“So often we come home and say, ‘Oh, there’s nothing to eat here,’” says recipe developer Dawn Perry. “When actually there’s so much you can cook.” She knows a thing or two about making good use of the things you already have on hand—she’s currently working on her first cookbook, which is all about pantry staples. So while the CDC recommends you keep a decent stock of nonperishable foods in your home in light of the threat of COVID-19, you likely have plenty of essentials already—you just might not be using them to their full potential.
Perry encourages people to turn to the basics, which are more versatile than you’d think. “This is a time when every meal does not have to be an event,” she says. “We’re cooking for comfort, we’re cooking for sustenance, and that’s enough right now.” Here, she shares a few ideas for cooking with the most common things in your cabinets and freezer, now or anytime you’re hard-pressed to figure out dinner.
“There’s so much you can do with one five-pound bag; you can make crackers, biscuits, bread, basic tortillas.
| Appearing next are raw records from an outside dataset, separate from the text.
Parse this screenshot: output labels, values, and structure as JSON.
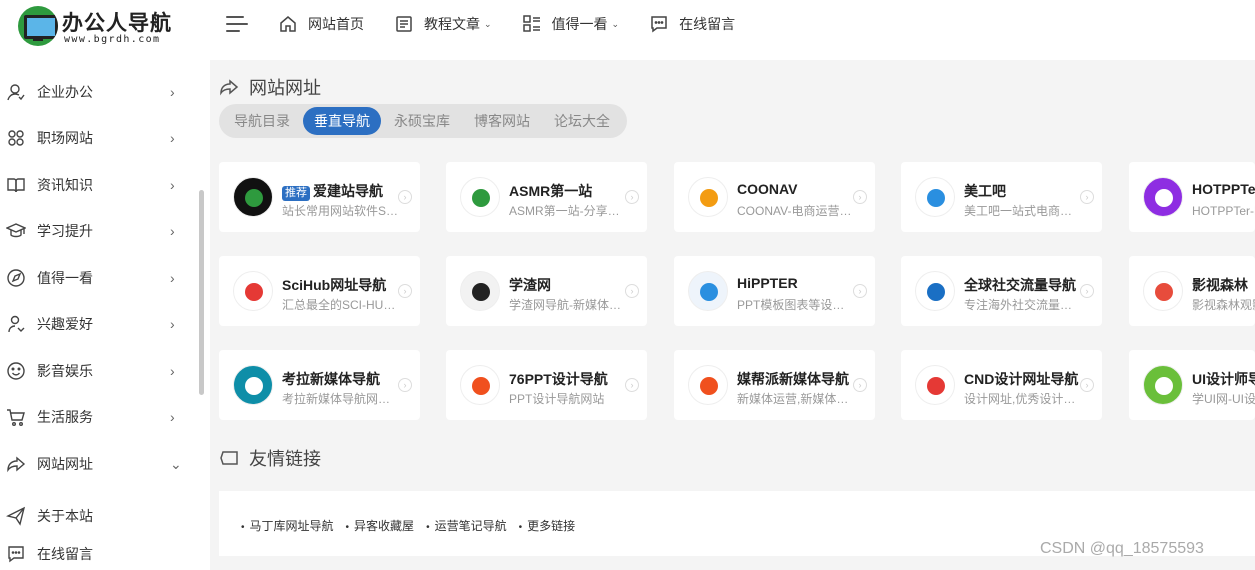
{
  "header": {
    "logo_title": "办公人导航",
    "logo_url_text": "www.bgrdh.com",
    "nav": [
      {
        "label": "网站首页",
        "icon": "home-icon",
        "dropdown": false
      },
      {
        "label": "教程文章",
        "icon": "document-icon",
        "dropdown": true
      },
      {
        "label": "值得一看",
        "icon": "grid-list-icon",
        "dropdown": true
      },
      {
        "label": "在线留言",
        "icon": "message-icon",
        "dropdown": false
      }
    ]
  },
  "sidebar": {
    "items": [
      {
        "label": "企业办公",
        "icon": "user-icon",
        "arrow": "›"
      },
      {
        "label": "职场网站",
        "icon": "apps-icon",
        "arrow": "›"
      },
      {
        "label": "资讯知识",
        "icon": "book-icon",
        "arrow": "›"
      },
      {
        "label": "学习提升",
        "icon": "graduation-cap-icon",
        "arrow": "›"
      },
      {
        "label": "值得一看",
        "icon": "compass-icon",
        "arrow": "›"
      },
      {
        "label": "兴趣爱好",
        "icon": "person-icon",
        "arrow": "›"
      },
      {
        "label": "影音娱乐",
        "icon": "smile-icon",
        "arrow": "›"
      },
      {
        "label": "生活服务",
        "icon": "cart-icon",
        "arrow": "›"
      },
      {
        "label": "网站网址",
        "icon": "share-icon",
        "arrow": "⌄"
      },
      {
        "label": "关于本站",
        "icon": "paper-plane-icon",
        "arrow": ""
      },
      {
        "label": "在线留言",
        "icon": "message-icon",
        "arrow": ""
      }
    ]
  },
  "main": {
    "section_title": "网站网址",
    "tabs": [
      "导航目录",
      "垂直导航",
      "永硕宝库",
      "博客网站",
      "论坛大全"
    ],
    "active_tab": "垂直导航",
    "badge": "推荐",
    "cards": [
      {
        "name": "爱建站导航",
        "desc": "站长常用网站软件SEO工具",
        "colors": {
          "bg": "#111111",
          "fg": "#2e9a3e"
        }
      },
      {
        "name": "ASMR第一站",
        "desc": "ASMR第一站-分享全网ASMR",
        "colors": {
          "bg": "#ffffff",
          "fg": "#2e9a3e"
        }
      },
      {
        "name": "COONAV",
        "desc": "COONAV-电商运营导航",
        "colors": {
          "bg": "#ffffff",
          "fg": "#f39c12"
        }
      },
      {
        "name": "美工吧",
        "desc": "美工吧一站式电商美工导航",
        "colors": {
          "bg": "#ffffff",
          "fg": "#2a8fe0"
        }
      },
      {
        "name": "HOTPPTer",
        "desc": "HOTPPTer-PPT资源导航",
        "colors": {
          "bg": "#8e2de2",
          "fg": "#ffffff"
        }
      },
      {
        "name": "SciHub网址导航",
        "desc": "汇总最全的SCI-HUB网址",
        "colors": {
          "bg": "#ffffff",
          "fg": "#e53935"
        }
      },
      {
        "name": "学渣网",
        "desc": "学渣网导航-新媒体运营",
        "colors": {
          "bg": "#f2f2f2",
          "fg": "#222222"
        }
      },
      {
        "name": "HiPPTER",
        "desc": "PPT模板图表等设计资源",
        "colors": {
          "bg": "#eef4fb",
          "fg": "#2a8fe0"
        }
      },
      {
        "name": "全球社交流量导航",
        "desc": "专注海外社交流量推广",
        "colors": {
          "bg": "#ffffff",
          "fg": "#1a6fc4"
        }
      },
      {
        "name": "影视森林",
        "desc": "影视森林观影导航",
        "colors": {
          "bg": "#ffffff",
          "fg": "#e74c3c"
        }
      },
      {
        "name": "考拉新媒体导航",
        "desc": "考拉新媒体导航网站大全",
        "colors": {
          "bg": "#0e8ea8",
          "fg": "#ffffff"
        }
      },
      {
        "name": "76PPT设计导航",
        "desc": "PPT设计导航网站",
        "colors": {
          "bg": "#ffffff",
          "fg": "#f0501e"
        }
      },
      {
        "name": "媒帮派新媒体导航",
        "desc": "新媒体运营,新媒体导航",
        "colors": {
          "bg": "#ffffff",
          "fg": "#f0501e"
        }
      },
      {
        "name": "CND设计网址导航",
        "desc": "设计网址,优秀设计网站",
        "colors": {
          "bg": "#ffffff",
          "fg": "#e53935"
        }
      },
      {
        "name": "UI设计师导航",
        "desc": "学UI网-UI设计师导航",
        "colors": {
          "bg": "#6abf3a",
          "fg": "#ffffff"
        }
      }
    ]
  },
  "friends": {
    "title": "友情链接",
    "links": [
      "马丁库网址导航",
      "异客收藏屋",
      "运营笔记导航",
      "更多链接"
    ]
  },
  "watermark": "CSDN @qq_18575593",
  "colors": {
    "accent": "#2c6fc2",
    "background": "#f4f4f4",
    "card": "#ffffff"
  }
}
Flour, water, salt, and a little bit of fat (like butter or oil) go a long way.”
“Rice is great because it bulks up and doesn’t take up a lot of space in your cabinet. Even if you’re cooking for one, I’d recommend always making at least a cup; you’ll use it all. You can stir roughly a cup of cooked rice with one egg and a little cheese of any kind until it’s mixed evenly, and when you fry that, you have a little rice pancake. You can also make fried rice by heating some oil and stirring in an egg and some frozen vegetables—I always have peas on hand.”
“Once they’re cooked (or rinsed and drained), toss any beans with olive oil, salt, and dried oregano if you have it. If you can add Parmesan cheese or some lemon juice, that’s amazing, too. But even just with salt and pepper, they’re good. Put them over a salad, in rice and pasta to add protein, or mash them into a dip if you need a snack. You can also cook them with an onion, some garlic, and water or stock, and blend that for a creamy soup. They’re inexpensive and they’re filling.”
“Make an easy tomato sauce with an onion, a couple garlic cloves, and a can of tomatoes—just dump it all in a pot with some olive oil and let it simmer. If you want to turn it into a soup, add some stock. If you don’t have that, water and salt will get you there, too. With this quick sauce on hand, you can also crack an egg into it and let it poach to make eggs in purgatory.”
“I always have sliced bread in the freezer—it lasts forever in there. Grab it to make toast—which you can put some beans on—or something comforting like French toast or grilled cheese.”
See more stories like this:
Follow Dimes’s Salad Formula and Never Make a Boring Bowl of Greens Again
From Frozen Dumplings to Avocados: What a Chef Buys at Trader Joe’s
Baking Bread Is the Only Therapy I Need